(Information)
============

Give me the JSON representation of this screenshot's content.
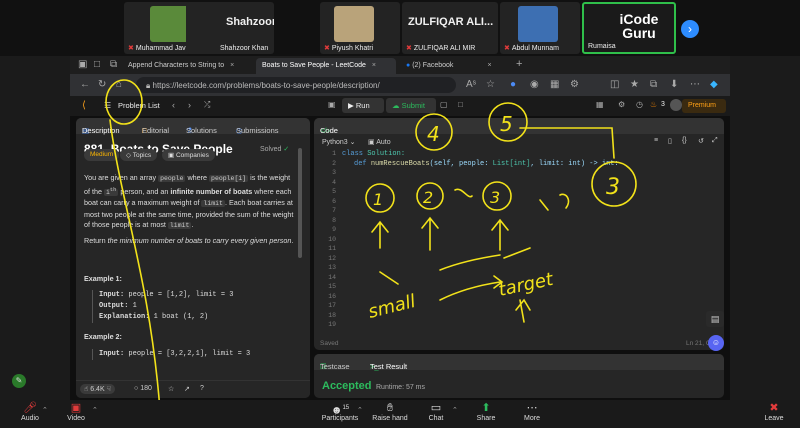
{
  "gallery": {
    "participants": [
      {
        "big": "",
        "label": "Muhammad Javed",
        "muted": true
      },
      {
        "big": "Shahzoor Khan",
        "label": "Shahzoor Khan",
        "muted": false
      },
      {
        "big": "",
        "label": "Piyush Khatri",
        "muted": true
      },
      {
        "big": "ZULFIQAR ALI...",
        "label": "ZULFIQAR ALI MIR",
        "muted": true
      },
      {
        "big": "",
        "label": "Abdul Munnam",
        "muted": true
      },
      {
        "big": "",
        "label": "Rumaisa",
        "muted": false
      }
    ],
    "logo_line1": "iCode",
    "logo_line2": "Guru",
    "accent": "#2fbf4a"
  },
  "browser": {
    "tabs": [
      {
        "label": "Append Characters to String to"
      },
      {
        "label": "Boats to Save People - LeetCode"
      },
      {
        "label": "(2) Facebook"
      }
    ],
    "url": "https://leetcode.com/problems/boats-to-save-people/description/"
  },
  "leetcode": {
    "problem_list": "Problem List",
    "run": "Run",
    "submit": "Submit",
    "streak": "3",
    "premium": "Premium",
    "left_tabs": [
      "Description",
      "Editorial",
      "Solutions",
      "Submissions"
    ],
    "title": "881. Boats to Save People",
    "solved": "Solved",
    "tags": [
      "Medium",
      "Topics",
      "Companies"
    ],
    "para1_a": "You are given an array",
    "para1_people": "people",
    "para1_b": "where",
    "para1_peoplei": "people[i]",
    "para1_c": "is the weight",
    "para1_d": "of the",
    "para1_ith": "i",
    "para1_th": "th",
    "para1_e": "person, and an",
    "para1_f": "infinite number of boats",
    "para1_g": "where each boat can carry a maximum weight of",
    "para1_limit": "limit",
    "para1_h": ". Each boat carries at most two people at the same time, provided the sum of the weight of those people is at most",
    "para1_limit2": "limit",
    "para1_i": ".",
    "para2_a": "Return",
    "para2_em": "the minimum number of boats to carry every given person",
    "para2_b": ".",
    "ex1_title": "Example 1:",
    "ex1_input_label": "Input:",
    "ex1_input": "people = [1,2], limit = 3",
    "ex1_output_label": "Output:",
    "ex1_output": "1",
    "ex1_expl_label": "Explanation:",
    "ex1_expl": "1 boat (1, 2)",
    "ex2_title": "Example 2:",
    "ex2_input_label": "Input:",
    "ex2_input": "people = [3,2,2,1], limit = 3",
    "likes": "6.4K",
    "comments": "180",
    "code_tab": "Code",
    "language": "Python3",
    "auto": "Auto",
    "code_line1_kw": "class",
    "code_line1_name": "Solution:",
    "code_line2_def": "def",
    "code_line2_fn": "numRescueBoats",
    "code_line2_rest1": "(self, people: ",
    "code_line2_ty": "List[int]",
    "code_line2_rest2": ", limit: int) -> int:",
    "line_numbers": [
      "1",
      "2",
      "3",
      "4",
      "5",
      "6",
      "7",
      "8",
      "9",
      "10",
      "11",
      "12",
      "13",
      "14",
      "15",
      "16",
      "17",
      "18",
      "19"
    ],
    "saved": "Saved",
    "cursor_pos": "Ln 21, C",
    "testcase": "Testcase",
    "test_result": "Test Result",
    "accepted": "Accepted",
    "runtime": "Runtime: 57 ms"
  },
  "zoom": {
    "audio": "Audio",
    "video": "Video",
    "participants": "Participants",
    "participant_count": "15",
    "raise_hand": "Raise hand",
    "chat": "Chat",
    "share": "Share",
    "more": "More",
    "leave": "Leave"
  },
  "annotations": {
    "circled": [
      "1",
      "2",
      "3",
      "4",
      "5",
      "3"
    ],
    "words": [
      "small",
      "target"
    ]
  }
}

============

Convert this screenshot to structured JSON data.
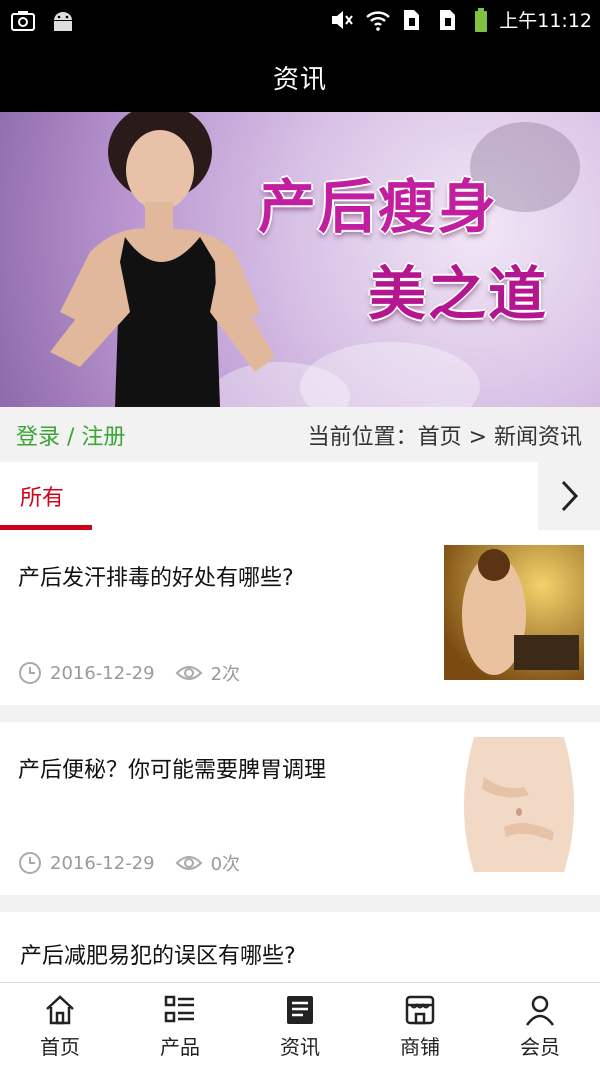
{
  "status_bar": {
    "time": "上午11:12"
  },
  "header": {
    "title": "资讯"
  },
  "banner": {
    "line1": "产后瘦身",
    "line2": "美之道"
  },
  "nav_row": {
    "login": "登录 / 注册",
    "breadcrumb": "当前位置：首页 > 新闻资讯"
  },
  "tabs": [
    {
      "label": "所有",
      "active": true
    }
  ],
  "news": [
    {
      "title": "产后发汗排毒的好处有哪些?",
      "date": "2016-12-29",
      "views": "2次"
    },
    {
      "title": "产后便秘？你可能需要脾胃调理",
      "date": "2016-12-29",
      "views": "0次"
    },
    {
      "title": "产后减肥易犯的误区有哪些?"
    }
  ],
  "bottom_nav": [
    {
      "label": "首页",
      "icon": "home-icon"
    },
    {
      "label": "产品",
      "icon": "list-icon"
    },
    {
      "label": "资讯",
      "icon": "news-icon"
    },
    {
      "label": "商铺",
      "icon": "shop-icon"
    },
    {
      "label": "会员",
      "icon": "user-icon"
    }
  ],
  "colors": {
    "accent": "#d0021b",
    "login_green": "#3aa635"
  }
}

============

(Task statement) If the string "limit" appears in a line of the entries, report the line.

(Completed exercise)
    "para1_limit": "limit",
    "para1_limit2": "limit",
    "ex1_input": "people = [1,2], limit = 3",
    "ex2_input": "people = [3,2,2,1], limit = 3",
    "code_line2_rest2": ", limit: int) -> int:",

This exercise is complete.